The extent to which these conditions are correct from an economic perspective will greatly depend on the evolution of the BOJ's reaction function.
Q2. On small and mid-sized enterprises (SME) policy, you mentioned a package of policies concerning income policy, contract reform, and so on. This might be good for medium-sized or large companies, but it might be difficult to apply these kinds of policies to SMEs. Do you have any ideas as to how these kinds of policies could be applied to SMEs?
This is exactly the kind of feedback I like to get. This makes us think very carefully. I don't have a definite answer, but we did consider it to some extent. Even though the Japanese economy consists of an enormous number of small enterprises, a lot of them are actually servicing larger enterprises. I suspect that if the large enterprises set the tone in terms of doing this, it would be difficult for the SMEs not to follow them. Tax incentives for wage increases are being used by some of the small enterprises. Perhaps those tax incentives for SMEs could be strengthened. We will think about this more.
Q3. In the United States, the labor share has been shrinking, and this is also the case in Japan. An ILL report stated the financialization of the economy was behind this. In Japan, there has always been a discussion about the various stakeholders, but do you think with corporate governance reforms and the emphasis on profits, would that make it more difficult to raise wages? Do you think the emphasis on profitability and the push towards greater financialization would have an impact on Japanese wage increases?
I must admit I haven't studied this in great detail. I think that the corporate governance reform in Japan is probably going to initially strengthen what you call financialization by focusing on share buybacks, mergers and acquisitions, using capital to acquire businesses, and the like. Initially not much pressure to raise wages will exist. Will increased financialization make it more difficult to raise wages? I don't think so. I think that once it is understood that this mechanism is meant to create wage price pressure and not shift profits down, shareholders will accept it.

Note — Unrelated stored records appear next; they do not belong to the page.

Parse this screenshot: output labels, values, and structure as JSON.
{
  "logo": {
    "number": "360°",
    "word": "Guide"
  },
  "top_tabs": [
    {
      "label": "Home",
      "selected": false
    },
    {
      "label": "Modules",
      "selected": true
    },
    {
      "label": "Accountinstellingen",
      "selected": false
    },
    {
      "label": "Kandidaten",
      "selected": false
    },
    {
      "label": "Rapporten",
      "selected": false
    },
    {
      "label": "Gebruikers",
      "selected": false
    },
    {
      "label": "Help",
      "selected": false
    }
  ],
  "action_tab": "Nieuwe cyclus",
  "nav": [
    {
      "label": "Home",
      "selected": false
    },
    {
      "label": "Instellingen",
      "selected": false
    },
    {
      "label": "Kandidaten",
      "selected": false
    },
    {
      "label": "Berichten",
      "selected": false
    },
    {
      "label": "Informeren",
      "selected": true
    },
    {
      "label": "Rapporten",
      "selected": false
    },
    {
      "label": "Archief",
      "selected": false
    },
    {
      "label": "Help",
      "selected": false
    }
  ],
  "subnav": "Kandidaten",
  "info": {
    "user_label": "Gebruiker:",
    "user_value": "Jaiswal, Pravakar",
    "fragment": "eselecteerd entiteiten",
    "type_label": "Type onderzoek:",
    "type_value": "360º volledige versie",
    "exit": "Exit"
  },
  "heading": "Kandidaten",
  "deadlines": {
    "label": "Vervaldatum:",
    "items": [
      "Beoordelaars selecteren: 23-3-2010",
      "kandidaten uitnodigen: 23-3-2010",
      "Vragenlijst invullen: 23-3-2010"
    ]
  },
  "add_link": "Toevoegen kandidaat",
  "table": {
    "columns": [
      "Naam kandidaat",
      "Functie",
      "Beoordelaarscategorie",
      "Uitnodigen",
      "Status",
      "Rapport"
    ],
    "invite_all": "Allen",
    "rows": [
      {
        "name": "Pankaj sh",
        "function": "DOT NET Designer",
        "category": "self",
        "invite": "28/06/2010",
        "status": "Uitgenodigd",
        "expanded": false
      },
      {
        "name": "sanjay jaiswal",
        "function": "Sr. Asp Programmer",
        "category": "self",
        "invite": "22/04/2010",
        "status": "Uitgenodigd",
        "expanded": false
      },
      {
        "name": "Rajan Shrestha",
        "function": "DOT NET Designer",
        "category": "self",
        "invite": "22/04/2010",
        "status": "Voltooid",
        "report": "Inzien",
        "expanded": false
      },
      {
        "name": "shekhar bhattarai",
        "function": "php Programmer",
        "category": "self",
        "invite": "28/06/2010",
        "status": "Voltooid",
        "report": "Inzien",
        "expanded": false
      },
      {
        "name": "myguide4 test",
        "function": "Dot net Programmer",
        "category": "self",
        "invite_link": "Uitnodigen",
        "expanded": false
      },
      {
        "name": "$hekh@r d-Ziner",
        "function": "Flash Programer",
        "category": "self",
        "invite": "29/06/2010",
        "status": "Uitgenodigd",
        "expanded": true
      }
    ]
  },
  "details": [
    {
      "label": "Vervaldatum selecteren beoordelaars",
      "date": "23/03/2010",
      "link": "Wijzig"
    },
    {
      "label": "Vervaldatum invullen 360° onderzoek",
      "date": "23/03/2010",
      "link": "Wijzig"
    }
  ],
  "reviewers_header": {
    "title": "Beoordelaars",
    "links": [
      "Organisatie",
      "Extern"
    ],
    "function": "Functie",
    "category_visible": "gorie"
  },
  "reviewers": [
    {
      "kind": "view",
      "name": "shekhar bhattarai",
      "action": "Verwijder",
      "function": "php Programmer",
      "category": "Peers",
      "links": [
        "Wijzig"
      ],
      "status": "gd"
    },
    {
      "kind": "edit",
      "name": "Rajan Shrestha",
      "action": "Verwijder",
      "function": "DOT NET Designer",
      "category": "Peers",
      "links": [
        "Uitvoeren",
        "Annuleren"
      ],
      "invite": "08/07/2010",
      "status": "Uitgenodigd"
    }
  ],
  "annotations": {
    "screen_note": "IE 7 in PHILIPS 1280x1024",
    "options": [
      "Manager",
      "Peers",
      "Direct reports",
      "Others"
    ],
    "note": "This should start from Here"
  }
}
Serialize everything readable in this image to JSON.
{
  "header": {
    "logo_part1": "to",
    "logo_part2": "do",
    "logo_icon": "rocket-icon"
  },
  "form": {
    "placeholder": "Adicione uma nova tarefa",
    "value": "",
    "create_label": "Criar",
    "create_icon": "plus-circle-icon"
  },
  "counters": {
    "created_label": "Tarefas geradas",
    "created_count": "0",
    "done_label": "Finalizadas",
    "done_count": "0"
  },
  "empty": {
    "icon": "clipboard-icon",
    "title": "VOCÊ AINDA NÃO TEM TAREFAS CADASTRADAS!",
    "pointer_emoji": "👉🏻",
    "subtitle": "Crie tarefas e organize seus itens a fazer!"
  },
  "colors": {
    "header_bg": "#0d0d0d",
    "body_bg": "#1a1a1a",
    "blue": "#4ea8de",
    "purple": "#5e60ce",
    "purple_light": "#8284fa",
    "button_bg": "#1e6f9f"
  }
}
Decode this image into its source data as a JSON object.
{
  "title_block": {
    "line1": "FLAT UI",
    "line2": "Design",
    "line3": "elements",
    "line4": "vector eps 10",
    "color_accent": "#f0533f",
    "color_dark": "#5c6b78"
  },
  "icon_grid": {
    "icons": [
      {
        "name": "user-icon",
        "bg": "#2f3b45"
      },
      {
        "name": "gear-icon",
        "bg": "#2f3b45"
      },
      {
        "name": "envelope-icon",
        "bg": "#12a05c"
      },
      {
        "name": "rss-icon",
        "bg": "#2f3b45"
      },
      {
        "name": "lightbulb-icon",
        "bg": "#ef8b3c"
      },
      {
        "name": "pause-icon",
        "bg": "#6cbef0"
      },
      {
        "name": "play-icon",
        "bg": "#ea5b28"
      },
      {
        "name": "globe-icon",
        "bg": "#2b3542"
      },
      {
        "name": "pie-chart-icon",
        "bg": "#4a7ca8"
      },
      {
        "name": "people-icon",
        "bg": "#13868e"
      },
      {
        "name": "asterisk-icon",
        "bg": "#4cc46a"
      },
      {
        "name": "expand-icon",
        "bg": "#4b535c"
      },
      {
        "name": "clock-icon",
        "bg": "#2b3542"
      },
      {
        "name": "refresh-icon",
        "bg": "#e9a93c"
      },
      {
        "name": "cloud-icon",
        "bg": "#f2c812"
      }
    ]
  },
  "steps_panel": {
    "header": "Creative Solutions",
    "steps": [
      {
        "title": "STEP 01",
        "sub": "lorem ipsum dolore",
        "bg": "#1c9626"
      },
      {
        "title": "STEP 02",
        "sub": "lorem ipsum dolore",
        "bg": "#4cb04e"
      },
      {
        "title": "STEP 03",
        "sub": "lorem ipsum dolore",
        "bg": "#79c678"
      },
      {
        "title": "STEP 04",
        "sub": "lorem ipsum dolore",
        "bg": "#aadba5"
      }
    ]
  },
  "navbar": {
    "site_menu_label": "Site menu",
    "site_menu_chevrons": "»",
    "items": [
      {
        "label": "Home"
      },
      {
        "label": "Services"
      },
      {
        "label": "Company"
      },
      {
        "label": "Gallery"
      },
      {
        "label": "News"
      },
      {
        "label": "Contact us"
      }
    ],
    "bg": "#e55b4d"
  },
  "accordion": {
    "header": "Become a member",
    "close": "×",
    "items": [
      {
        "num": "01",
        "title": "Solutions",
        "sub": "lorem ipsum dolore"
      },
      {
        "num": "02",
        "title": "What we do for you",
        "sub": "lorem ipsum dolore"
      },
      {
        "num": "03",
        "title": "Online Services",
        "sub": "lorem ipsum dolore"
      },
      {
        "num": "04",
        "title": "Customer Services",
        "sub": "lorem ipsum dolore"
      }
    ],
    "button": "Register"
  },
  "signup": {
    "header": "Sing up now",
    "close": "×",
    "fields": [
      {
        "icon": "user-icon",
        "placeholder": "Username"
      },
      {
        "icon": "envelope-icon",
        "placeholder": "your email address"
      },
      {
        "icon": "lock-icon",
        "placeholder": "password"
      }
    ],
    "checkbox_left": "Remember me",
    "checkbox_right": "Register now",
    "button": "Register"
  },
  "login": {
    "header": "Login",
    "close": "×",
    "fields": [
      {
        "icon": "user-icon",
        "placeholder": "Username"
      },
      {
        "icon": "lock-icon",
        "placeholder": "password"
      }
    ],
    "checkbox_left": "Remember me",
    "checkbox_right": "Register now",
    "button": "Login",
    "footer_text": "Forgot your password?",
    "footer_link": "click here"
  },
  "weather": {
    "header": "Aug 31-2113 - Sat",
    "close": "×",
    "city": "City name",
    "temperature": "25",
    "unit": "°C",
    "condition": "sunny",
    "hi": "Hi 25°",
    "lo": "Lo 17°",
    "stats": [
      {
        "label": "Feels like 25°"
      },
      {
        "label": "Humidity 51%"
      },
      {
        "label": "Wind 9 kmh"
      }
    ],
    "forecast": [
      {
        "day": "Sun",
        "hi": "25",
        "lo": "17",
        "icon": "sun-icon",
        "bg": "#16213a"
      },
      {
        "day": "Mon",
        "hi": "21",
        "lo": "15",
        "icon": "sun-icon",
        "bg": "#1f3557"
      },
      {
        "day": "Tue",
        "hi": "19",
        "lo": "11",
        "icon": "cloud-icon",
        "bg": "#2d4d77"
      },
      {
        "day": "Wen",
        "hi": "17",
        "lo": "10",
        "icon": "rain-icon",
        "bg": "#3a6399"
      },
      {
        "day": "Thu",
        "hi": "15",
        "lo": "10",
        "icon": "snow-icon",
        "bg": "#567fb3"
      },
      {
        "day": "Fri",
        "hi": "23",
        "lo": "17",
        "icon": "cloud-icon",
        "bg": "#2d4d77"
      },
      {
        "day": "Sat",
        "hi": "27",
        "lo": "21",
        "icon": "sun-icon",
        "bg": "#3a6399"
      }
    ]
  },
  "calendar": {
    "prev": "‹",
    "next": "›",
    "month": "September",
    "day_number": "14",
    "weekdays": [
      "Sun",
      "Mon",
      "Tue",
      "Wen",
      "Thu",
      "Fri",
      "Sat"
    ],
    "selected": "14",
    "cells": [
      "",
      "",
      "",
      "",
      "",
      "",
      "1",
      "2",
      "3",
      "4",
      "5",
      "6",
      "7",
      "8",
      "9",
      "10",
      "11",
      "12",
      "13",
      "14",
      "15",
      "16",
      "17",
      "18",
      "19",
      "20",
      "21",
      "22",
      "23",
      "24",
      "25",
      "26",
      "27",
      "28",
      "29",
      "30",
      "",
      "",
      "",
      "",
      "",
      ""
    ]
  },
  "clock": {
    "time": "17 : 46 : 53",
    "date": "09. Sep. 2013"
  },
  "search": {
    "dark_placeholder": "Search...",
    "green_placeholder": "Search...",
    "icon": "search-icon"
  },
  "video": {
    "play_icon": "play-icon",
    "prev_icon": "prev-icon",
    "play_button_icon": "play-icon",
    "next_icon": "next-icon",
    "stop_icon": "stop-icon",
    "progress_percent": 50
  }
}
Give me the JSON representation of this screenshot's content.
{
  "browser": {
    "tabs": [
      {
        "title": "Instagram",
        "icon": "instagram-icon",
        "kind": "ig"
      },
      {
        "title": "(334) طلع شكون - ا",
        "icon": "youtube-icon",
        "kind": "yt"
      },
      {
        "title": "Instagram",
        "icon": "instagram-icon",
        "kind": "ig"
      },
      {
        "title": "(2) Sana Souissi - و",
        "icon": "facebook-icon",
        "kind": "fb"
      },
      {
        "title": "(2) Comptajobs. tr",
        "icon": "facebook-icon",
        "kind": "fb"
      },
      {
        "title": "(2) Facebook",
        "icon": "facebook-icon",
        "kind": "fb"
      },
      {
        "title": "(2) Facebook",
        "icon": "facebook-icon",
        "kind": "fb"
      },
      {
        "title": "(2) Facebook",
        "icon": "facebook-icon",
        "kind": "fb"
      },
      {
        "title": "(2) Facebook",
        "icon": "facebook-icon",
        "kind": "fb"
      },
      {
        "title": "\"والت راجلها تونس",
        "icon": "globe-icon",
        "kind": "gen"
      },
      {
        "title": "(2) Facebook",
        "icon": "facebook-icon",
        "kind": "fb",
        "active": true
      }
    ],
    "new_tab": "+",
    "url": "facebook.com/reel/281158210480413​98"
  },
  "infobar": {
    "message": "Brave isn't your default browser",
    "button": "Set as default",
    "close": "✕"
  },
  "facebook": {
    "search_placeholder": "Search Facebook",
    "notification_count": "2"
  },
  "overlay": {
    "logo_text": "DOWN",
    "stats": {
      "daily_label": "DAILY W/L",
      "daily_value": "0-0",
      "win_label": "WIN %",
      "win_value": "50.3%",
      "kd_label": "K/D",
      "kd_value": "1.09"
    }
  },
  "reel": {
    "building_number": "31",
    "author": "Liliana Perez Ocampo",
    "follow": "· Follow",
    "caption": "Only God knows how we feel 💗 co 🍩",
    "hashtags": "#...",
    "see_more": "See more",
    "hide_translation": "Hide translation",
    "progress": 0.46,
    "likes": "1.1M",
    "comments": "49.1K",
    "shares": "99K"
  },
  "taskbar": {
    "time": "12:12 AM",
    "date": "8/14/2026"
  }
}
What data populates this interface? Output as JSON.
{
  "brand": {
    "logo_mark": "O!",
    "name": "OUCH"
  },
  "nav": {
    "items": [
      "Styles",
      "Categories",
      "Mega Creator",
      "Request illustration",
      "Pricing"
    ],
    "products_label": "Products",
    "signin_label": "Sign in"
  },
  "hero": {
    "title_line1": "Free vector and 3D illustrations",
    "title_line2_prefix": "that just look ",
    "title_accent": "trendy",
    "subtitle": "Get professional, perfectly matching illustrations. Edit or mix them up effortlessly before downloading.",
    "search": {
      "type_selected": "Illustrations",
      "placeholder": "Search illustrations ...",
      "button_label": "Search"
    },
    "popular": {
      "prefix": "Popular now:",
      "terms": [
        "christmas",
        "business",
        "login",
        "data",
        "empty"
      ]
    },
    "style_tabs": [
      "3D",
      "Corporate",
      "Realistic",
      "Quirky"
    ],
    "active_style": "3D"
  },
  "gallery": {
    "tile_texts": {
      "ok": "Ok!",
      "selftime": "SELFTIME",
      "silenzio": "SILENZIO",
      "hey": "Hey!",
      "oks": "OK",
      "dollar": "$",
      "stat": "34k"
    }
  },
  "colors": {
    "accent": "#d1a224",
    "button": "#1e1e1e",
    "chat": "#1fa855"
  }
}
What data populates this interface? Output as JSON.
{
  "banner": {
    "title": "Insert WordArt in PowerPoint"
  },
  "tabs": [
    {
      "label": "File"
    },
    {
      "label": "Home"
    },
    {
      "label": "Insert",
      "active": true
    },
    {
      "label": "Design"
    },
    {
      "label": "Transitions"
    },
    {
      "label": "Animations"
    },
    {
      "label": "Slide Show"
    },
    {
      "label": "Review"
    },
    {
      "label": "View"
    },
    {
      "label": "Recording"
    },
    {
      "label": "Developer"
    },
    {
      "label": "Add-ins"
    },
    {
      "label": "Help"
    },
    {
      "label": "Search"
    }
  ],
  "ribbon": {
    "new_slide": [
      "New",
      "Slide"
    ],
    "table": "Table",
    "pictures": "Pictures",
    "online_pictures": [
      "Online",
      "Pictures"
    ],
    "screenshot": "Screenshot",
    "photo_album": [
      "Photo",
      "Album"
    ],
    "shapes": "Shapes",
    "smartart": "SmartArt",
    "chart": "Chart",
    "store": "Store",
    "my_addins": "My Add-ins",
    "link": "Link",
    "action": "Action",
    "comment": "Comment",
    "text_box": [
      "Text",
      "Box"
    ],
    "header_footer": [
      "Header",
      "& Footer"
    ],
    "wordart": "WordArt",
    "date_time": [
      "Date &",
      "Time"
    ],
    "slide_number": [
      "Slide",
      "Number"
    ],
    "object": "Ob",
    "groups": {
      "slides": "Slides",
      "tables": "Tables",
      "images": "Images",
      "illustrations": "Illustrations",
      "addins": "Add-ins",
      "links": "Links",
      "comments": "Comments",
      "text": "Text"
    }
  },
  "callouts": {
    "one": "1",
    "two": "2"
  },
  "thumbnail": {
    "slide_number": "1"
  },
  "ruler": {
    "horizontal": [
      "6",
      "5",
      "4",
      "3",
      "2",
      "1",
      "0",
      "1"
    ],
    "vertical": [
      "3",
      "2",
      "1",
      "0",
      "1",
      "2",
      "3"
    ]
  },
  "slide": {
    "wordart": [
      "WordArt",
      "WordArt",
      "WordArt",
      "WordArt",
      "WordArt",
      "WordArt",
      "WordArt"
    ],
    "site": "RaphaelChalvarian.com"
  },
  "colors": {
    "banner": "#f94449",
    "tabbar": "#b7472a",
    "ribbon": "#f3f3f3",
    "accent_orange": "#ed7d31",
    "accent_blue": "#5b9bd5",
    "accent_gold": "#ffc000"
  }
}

In the historical context, when the yen has moved, profits have gone through the roof. It is normal for these profits to move to wages and investment. I think enterprises are sitting on a cushion of profitability that can be deployed to raise wages, etc.
There may be a constituency for the implementation of labor market reform. From an enterprise perspective, increasing the share of the labor force that is working under flexible contracts would be win-win for corporations and for labor. It would allow corporations to invest more in human capital but still have the security of being able to lay off these workers.
*This summary was compiled by RIETI Editorial staff.